Each year, I train K-12 educators in issues relating to use of the Internet and copyright. I always warn them, I'm not a lawyer, but I do like to err on the side of caution when it comes to using materials I find online. I encourage them to do the same, for everyone's benefit.
I've produced this “Frequently Asked Questions” list as a helpful resource for teachers when they ask… “Can I do this?”
Can I print off a webpage and photocopy it for my students to read?
It depends. Likely not. Unless the document belongs to your own school, is marked with a Creative Commons license, or is in the public domain, you do not have the right to reproduce and re-distribute the webpage. Instead, provide a link to this resource and have students read it online.
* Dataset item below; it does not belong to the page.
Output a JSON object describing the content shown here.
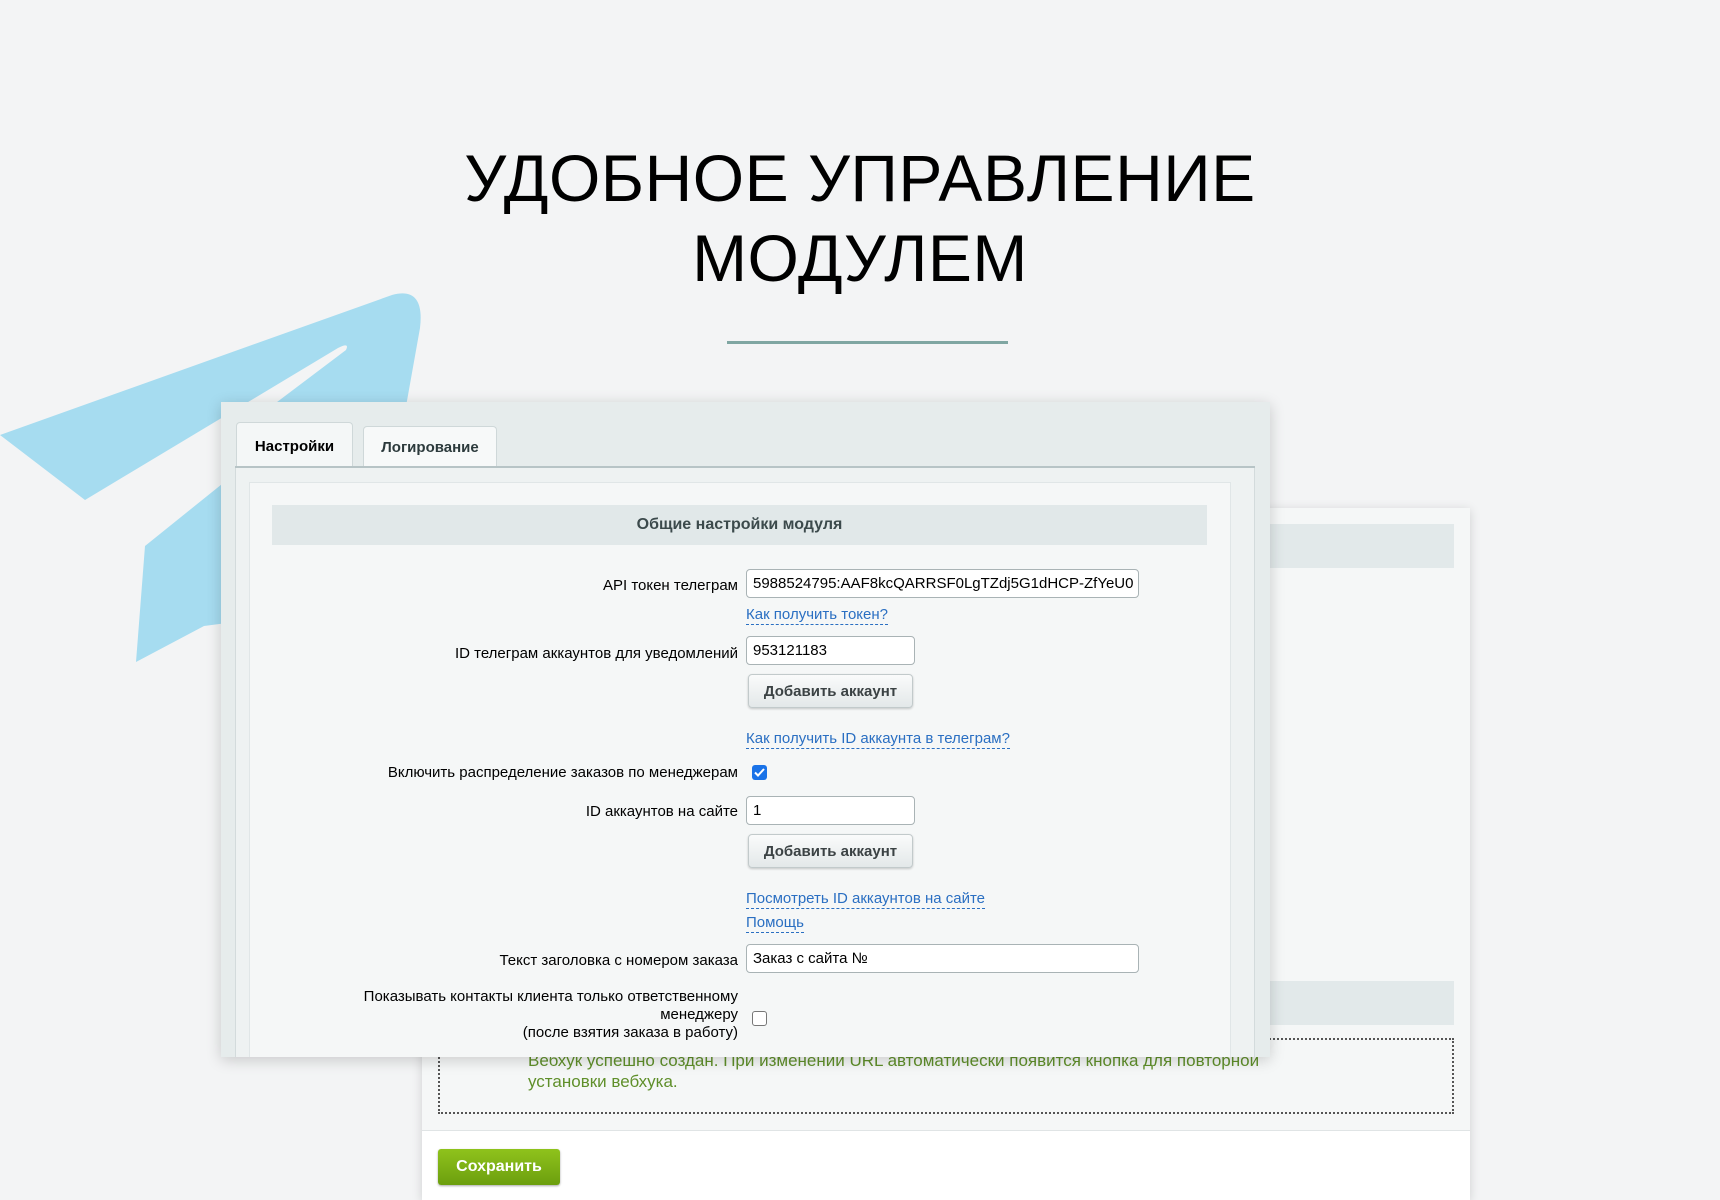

Can I download YouTube videos (or from another site), store them on my computer, and use them in class?
This depends, too. YouTube isn't clear on this issue, as far as I could research. But they depend upon the ads on their site for revenue. When you download a video, and store it offline, you're skipping their ability to show you ads. I know, I'd like an ad-free world too, but that's how they pay their bills. Unless the video site allows an easy mechanism for video downloads, I wouldn't do it. Both Google Video and Vimeo, as two examples, do offer video downloads.
With fair use for teachers, I can use copyright material online, right, as long as give attribution—a citation?
No! Fair use does not apply to digital media protected by the Digital Millennium Copyright Act. Giving a citation has nothing to do with copyright or fair use. It's the right thing to do, but doesn't clear you for using copyright materials without permission.
How can I tell if I find something online–and if I can use it?
You can always find the content creator and ask! Otherwise, look for notices that promise the ability to share, re-distribute, etc. Or, look for a Creative Commons license. These allow specific uses of the work without having to consult with the original creator.
Is there a place I can find this “Creative Commons” stuff to use in class?
Yes! Go to http://creativecommons.org/ and search there, for video, audio, and photos.
My school subscribes to services with digital media. Can I use these?
Yes! The rights for use may vary, but services such as Grolier, United Streaming, etc., expect you to use their digital media. Just don't re-publish it (for free) on a website.
What if I find something really good… I found it at the NASA website. Can't I use these materials (to print? re-distribute?)?
Well, first, no. If something is copyright, you cannot use it without permission. Many times sites will give blanket permission for “educational purposes.” Sites like NASA, however, are public entities. As a general rule, .gov sites like these are sharing their content for educational use. It doesn't mean you can re-publish it on your own website, but you could link to it, copy-paste into a presentation, or into a research project. Check the specific site for details.
For more information, check out our Wiki page on copyright.